Dataset records -
....
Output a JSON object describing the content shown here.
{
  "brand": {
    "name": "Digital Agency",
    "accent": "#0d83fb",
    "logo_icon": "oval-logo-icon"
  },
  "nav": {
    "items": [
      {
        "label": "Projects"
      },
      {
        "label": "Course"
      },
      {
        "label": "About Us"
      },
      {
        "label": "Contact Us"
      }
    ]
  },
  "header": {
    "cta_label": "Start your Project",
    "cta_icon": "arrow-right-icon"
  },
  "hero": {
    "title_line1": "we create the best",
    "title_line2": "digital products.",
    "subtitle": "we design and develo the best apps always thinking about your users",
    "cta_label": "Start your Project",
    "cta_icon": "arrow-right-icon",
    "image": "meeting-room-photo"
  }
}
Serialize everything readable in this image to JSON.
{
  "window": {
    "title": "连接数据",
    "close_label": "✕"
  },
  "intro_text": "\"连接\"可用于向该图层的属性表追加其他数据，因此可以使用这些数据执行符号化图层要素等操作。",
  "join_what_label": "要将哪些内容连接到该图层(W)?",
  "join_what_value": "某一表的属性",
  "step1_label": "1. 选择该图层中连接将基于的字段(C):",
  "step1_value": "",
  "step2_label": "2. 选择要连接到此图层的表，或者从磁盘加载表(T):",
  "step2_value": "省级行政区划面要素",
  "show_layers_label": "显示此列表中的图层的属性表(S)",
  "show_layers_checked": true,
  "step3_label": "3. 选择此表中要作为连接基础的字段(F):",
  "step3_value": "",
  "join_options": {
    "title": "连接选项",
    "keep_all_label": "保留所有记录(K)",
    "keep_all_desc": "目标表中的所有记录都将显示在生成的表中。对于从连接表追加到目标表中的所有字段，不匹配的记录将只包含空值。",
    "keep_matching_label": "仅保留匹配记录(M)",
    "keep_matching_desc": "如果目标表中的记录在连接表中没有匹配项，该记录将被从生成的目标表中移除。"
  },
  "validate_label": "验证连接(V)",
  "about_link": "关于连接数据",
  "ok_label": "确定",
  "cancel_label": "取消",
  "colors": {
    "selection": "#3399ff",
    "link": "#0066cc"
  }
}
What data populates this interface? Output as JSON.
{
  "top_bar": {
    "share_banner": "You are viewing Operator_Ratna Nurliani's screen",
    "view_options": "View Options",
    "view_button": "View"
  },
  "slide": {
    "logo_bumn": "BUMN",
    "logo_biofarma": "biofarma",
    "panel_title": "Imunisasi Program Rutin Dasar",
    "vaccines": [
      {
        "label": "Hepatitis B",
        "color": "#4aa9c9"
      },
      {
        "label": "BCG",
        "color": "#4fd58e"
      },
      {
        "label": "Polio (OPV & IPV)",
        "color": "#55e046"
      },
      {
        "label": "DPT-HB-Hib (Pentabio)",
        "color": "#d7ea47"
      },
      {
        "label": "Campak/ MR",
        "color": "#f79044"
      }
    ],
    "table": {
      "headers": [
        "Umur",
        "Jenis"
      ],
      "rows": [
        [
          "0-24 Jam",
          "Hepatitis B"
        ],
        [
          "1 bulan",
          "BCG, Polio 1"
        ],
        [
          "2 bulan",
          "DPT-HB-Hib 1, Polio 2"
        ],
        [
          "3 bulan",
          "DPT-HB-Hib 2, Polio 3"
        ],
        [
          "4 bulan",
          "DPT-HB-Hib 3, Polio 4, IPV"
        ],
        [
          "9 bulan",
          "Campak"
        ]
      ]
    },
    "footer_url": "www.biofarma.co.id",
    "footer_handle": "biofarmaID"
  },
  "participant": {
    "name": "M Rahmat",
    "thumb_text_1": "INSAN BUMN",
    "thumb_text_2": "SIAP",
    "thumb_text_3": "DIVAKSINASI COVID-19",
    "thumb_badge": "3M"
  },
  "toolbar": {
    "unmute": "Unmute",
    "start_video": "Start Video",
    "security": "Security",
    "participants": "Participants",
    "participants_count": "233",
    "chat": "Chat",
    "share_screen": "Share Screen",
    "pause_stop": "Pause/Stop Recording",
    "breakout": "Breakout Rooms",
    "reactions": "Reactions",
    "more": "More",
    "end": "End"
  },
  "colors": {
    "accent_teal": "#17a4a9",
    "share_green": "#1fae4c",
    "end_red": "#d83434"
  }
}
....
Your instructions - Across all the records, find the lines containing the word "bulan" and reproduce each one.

Exercise answer -
          "1 bulan",
          "2 bulan",
          "3 bulan",
          "4 bulan",
          "9 bulan",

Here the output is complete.